I commend those of you who have taken our drought seriously and changed the way you garden. Judging from my conversations here at the nursery, many of you have implemented new strategies for reducing overall water consumption while keeping your most valued garden components alive and well. Most of you have become more frugal and more efficient. For some this has meant tolerating fewer baths, dirtier cars, and browner lawns. Others have devised systems to recycle using grey water, or installed automated weather-based irrigation systems.
Of course from the plant’s perspective, how and when we water is even more important than how much we apply. And this brings me to the subject of this article. In case you haven’t heard, we are currently in a strong El Niño weather pattern. What this means for us once our fall storm doors open is anyone’s guess, but we will most likely get locally heavy rainfall in parts of California. Which parts? How much? At what rate? I don’t pretend to know. But there are some things you can do now to prepare your garden.
It goes without saying that soil which is covered by living plants absorbs and holds water better than bare, exposed soil without roots to bind its structure. Knowing this, we can get plants or seeds established before the heaviest rains hit in order to minimize erosion and retain moisture in the topsoil. These early fall months should be ideal for planting both CA Natives and cover crop seeds, just so long as the hot, drying northeast winds don’t become an issue for us in the Bay Area.
Some excellent choices for erosion control are grasses such as Wild Rye, Meadow Barley, and California Brome.

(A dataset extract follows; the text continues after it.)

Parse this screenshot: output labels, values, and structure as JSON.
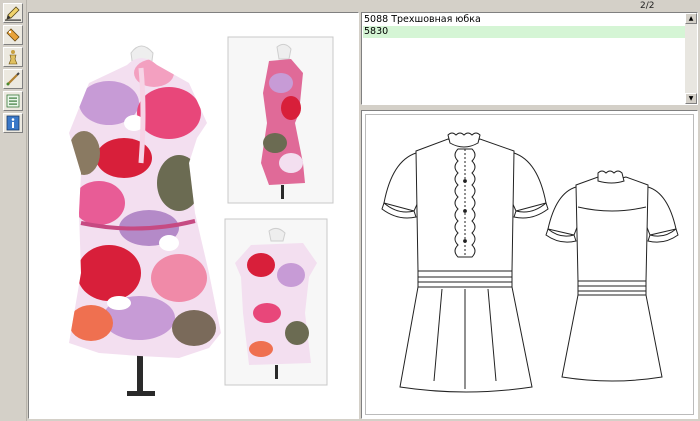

We sell seeds of this trio, called Golden State Native Mix, prepackaged in ½ lb. bags (1000 sq. ft. coverage). If you want to add some color, consider using our “Mostly Perennial” CA Wildflower Mix (one oz. covers up to 500 sq. ft.). Beyond seeds, we have an extensive selection of West Coast Native plants for naturalizing and soil retention. Staff favorites include Yarrow (Achillea millefolium), CA Meadow Sedge (Carex pansa), Silver Carpet (Lessingia filaginifolia), Salvia sonomensis, and Blue Eyed Grass (Sisyrinchium bellum). All of these are drought tolerant once established but will need supplemental water until rains arrive.
We hope and pray that the first storms of the season bring us light, gentle rain to help with germination while minimizing puddling and runoff. After that we say “bring it on!”